She has toured with Radiohead, performed at Glastonbury, constructed paper palaces, used insects as instrumentation in a piece that still tours the world, and created a singing structure in London that caused Boris Johnson to remark on her ability to wrest “not blood, but music from a stone”. Mira Calix is an artist, composer and performer, known for pieces and installations that integrate music, visuals and structures in her own unique style.
2015 began with Inside There Falls debuting in Sydney. The work saw Calix blend a kilometre of paper, ethereal dancing and a small ensemble of musicians in an immersive, highly sensory art installation. Perhaps this is why the Guardian referred to her as "the Heston Blumenthal of the music world" citing her ability to create "new boundaries, rather than working within old ones". She has won numerous awards, including a British Composers Award and a Royal Philharmonic Society Music Award for her opera, My Secret Heart.
She says she has longed to visit China since she was eight years old. Fitting then that she should be selected to travel to the country in December 2015 as part of the British Council and PRS for Music Foundation’s China Residencies programme, an annual endeavour which sees artists from the UK travel to China to soak up local culture and work with local musicians. Previous participants include Jamie Woon, Imogen Heap, Gareth Bonello, Sam Genders, Arun Ghosh, Matthew Bourne, Anna Meredith, Oliver Coates and Sid Peacock.
Mira took some time out of her preparations for her trip to China to talk to us about the residency …
You’ve said before that you were “infatuated with China” ... what is it that caught your imagination?
"My father travelled a lot to China when I was a child. He used to bring back music and fabric and dolls, all these things that seemed so exotic to me as a kid living in Africa [Calix grew up in South Africa and now resides in Suffolk]. In particular the music - which he’d always play in the car and was unlike anything I’d heard before."
As an artist, what appealed to you and made you apply for this residency?
"I’m so excited about China now. It seems to be a country full of energy and hope and change. Everything is accelerated and invigorated, and they’re finding a new way of being, both within their extensive cultural and industrial heritage and their place in the world."
What do you already know about Chinese music and artwork?
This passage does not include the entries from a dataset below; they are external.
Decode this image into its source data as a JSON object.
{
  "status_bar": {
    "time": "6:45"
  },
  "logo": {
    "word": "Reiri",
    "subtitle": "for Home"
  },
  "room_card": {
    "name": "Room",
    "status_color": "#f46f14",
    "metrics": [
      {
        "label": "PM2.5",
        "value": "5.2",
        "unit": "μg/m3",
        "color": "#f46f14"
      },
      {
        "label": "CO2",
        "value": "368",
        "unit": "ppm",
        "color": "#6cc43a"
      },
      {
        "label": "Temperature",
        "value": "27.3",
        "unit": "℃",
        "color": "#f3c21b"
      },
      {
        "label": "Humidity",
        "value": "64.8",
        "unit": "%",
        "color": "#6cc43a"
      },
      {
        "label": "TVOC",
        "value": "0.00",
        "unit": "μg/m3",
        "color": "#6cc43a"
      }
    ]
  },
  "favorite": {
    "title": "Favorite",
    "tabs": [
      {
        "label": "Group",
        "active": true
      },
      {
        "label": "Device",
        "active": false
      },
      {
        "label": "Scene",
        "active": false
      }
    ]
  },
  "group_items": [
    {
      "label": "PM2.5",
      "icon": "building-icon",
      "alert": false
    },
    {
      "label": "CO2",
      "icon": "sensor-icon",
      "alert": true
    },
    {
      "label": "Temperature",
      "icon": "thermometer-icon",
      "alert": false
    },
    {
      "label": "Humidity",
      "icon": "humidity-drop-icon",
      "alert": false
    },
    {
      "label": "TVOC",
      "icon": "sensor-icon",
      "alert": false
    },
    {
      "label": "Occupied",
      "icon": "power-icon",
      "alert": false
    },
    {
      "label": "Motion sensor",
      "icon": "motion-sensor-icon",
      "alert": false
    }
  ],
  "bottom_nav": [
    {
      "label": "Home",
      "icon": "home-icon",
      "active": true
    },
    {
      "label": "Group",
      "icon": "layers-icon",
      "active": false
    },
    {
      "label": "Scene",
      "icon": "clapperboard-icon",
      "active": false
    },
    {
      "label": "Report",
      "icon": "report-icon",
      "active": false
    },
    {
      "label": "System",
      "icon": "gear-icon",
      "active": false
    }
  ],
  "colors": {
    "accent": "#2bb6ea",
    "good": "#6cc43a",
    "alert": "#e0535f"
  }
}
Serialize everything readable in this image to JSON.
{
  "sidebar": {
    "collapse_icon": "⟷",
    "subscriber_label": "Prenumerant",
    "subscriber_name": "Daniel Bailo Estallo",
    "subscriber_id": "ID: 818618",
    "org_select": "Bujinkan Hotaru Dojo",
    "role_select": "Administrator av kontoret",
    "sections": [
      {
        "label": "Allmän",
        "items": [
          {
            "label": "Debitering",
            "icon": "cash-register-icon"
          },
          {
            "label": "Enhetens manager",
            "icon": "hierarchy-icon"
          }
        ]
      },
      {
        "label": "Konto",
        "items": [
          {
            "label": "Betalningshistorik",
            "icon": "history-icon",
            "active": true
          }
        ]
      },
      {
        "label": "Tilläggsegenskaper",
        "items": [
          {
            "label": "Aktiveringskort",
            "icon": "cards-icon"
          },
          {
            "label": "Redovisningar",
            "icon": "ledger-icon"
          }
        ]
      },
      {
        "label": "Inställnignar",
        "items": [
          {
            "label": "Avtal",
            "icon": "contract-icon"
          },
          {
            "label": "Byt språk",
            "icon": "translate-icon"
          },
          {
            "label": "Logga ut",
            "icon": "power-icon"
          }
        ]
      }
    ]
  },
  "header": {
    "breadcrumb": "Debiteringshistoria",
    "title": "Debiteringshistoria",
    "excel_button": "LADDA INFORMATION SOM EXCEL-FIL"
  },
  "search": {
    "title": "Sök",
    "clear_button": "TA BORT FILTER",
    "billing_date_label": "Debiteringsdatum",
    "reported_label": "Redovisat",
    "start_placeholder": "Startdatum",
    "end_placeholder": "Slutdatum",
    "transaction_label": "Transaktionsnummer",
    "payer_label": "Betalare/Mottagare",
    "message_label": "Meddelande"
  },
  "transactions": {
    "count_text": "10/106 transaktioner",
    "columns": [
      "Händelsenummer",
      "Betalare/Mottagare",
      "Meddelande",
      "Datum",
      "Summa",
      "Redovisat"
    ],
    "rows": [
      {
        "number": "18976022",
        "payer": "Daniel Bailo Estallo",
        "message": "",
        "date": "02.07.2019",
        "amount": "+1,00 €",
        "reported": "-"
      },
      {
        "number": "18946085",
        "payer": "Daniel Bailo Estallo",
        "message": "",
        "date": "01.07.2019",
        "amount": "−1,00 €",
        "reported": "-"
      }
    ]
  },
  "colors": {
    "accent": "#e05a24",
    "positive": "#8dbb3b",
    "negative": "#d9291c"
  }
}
"I know quite a bit about Chinese Contemporary art, which has had a lot of attention the past few years, with artists exhibiting extensively in the U.K. and internationally. I’ve seen quite a lot of work, which I like and recently exhibited my own work alongside Zhang Huan in Sydney. I have to confess I know very little about Chinese music, beyond my father’s collection of traditional music ... My work has travelled there [to China, but] unfortunately, without me, due to other commitments. Most recently I had a mixed media installation exhibited in Beijing and by all accounts it was received well."
What do you expect to be the biggest challenges for you in China?
"Probably the language and food - I’m going to have to traverse the menus in search of vegetarian sustenance! So the same issues I have in any foreign territory. I’m a pretty sturdy and adaptable traveller, so I’m sure I’ll find my way through those issues and I look forward to the new."
Are there things you are particularly looking forward to doing or seeing?
"I am of course interested in China’s rich cultural history but mostly I’m looking forward to seeing how rapid progress and change are being [handled] and finding out more about how contemporary art, the fledgling gallery, museum and concert spaces are being used and embraced by curators and public alike."
What music has particularly inspired you as an artist?
Igor Stravinsky – Firebird
Benjamin Britten – Sea Interludes
Kaija Saariaho – Sept Papillons
My Bloody Valentine – To Here Knows When
Die Antwoord – Rich Bitch
Mira Calix on Soundcloud
Inside There Falls